This method sounds tempting: training at low level and sleeping higher promises an increase in form during sleep. The altitude in this method is often artificially raised: using special bedrooms (altitude tents) or complete high altitude house blocks. Advantage: Training at normal levels with standard O2 partial pressure obviates the need to reduce the training intensity. There again, you need a minimum time of 400 hours at 2,500 meters altitude, to set the adaptation process in motion – which means sleeping in an altitude tent for six to eight weeks. This method is used by many professional cyclists during their training build up to the pre competition preparation at altitude or normal height; mountain climbers also use altitude tents to shorten the acclimatisation period.
Conclusion: Method of acclimatisation supplementary to training. Only proved to be really effective in improving breathing efficiency.
3. “train high – live low”
The exact opposite of the previous method: training at high altitude and sleeping at low level. The athlete is only exposed to high altitude for short periods. There artificial methods of achieving this too. The O2 ratio in the air is either reduced using a particle filter or membrane or supplemental nitrogen is added. In either case, the reduction of O2 in the air mixture simulates conditions at higher altitude. It is a very expensive method to use at home. Equipping a training room in this way will cost at least 25,000 Euro (presently ca.$16,000.-). Some training centers offer this service in specially equipped rooms, where an hour will cost around 25 Euros ($16.-).

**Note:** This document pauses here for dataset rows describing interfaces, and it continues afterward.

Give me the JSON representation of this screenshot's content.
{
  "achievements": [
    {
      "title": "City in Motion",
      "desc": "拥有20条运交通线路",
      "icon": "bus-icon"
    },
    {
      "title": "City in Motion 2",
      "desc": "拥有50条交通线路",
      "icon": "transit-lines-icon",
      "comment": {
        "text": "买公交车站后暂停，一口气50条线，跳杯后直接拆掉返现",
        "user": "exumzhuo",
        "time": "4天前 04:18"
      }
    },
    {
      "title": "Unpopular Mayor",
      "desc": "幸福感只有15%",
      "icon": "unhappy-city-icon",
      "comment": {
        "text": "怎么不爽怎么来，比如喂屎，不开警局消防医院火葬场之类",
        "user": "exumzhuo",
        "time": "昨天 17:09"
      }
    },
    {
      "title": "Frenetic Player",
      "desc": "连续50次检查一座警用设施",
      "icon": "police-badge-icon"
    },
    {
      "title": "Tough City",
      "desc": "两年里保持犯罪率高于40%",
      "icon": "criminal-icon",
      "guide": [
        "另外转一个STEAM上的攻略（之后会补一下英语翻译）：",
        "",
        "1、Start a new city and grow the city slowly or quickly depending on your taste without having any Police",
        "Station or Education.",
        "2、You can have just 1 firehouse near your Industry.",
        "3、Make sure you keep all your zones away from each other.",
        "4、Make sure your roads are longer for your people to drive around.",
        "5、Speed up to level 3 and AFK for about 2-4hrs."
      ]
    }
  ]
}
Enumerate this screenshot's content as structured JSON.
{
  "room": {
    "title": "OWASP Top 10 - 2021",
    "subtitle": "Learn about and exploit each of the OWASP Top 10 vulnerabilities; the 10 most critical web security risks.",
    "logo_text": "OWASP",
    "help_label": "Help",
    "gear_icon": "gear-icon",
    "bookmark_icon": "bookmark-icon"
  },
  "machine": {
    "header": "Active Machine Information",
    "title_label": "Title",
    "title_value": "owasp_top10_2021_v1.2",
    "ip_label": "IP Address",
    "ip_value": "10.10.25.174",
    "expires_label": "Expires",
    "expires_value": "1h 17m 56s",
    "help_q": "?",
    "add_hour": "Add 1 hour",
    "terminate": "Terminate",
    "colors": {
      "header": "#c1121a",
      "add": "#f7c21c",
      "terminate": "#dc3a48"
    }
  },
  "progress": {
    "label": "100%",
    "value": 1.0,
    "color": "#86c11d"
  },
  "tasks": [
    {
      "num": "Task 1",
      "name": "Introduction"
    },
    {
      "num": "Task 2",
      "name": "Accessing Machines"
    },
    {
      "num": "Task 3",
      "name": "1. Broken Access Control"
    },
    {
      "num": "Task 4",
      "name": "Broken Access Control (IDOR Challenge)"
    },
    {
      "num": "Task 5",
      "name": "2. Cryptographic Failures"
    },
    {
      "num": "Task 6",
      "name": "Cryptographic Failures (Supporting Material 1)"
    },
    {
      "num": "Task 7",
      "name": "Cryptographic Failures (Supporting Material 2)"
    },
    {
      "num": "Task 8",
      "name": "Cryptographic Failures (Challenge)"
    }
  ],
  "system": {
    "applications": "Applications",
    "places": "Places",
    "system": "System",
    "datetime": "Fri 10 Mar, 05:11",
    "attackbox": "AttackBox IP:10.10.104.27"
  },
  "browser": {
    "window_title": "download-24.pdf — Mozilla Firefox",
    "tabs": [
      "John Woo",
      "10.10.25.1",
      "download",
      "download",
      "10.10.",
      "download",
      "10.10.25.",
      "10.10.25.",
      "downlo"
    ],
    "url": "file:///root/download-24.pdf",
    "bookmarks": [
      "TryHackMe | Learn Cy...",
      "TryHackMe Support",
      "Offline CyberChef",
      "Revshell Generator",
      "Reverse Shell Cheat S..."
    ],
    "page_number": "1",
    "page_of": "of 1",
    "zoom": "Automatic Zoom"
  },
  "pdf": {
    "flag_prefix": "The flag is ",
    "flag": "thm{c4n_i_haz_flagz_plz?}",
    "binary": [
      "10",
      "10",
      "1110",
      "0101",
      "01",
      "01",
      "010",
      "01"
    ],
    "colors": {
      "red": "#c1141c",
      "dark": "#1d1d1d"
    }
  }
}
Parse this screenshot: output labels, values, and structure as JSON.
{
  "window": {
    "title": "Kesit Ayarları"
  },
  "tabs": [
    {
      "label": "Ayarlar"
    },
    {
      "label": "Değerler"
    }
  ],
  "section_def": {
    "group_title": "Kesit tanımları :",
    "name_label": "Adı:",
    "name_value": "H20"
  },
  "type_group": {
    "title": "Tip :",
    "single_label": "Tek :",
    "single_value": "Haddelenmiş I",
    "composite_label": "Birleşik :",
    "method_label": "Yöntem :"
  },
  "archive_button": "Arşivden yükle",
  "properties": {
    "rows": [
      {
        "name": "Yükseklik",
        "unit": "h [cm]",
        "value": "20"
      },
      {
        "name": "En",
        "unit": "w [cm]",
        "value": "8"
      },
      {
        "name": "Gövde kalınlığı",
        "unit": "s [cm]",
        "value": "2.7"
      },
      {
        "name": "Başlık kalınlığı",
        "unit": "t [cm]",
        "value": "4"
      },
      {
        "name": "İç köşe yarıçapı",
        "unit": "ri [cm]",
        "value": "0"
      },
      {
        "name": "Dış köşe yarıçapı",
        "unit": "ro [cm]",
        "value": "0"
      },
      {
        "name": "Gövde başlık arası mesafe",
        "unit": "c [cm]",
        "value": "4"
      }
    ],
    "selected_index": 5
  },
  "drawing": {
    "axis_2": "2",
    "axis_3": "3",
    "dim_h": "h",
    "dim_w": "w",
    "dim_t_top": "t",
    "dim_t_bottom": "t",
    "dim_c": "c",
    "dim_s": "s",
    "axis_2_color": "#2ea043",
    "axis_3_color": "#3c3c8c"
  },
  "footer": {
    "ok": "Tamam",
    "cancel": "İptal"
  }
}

Conclusion: Supplements normal training. Effect is mostly an improvement in the musculature, interesting for short distance athletes.
4. Intermittent High Altitude Training
In intermittent high altitude training, air at high altitude pressure and at normal pressure is breathed by turns – in 5 minute intervals for instance for a period of one hour. This training can be passive, ie. without sporting activity or/and active, while training on a roller. It was first used in East Germany in preparation for high altitude training. By using a circulation breathing machine such as the Hypoxator (www.hypoxator.de) the cost can be reduced compared to training in high altitude rooms.
David Rosas, the inventor, who runs a machine building company and also works as a coach, originally thought up this form of training “To give my athletes, who could not afford classic high altitude training, a similar chance.” Following some years of experience, he is convinced that “the Hypoxator offers a new way to organise high altitude training”. He thinks, interestingly, that short distance and middle distance athletes profit most from the technique, “training with the Hypoxator works mainly on the musculature and improves anaerobic ability noticeably.”
Conclusion: Adaptable version of the train high – live low method.
Requirements for High Altitude Training
+ Good basic fitness
+ Good health
+ Several years of training using workload control
+ Adequate supplement of iron and vitamin C.
+ High altitude training should not be planned for the first time before an important competition.
Most Common Mistakes in High Altitude Training
+ Intensities too high
+ Recovery times too short
Example of training using the classic sleep high – train (medium) high method
Example of a pre competition preparation by Benoit Nave. The high altitude training begins with a recovery phase (blue) in which training is only performed at low intensity. Initial aim is to adapt to the altitude. Then follows a phase of eight days of endurance training (green) but also including two intensive days (red). In the second phase the duration is reduced but the training is more intensive. The high altitude training finishes ten to twelve days before the competition. Immediately before the competition the overall load is reduced considerably. High altitude training can cause nausea for six to eight days. One should plan a primary high altitude camp to gain experience and find the optimum individual timing. After the first competition phase, there should follow a second high altitude camp as preparation for the main competition.
If you are interested in trying high altitude training, you can contact Benoit Nave and profit from his experience. As part of his Diamond package Benoit can include detailed instructions for high altitude training.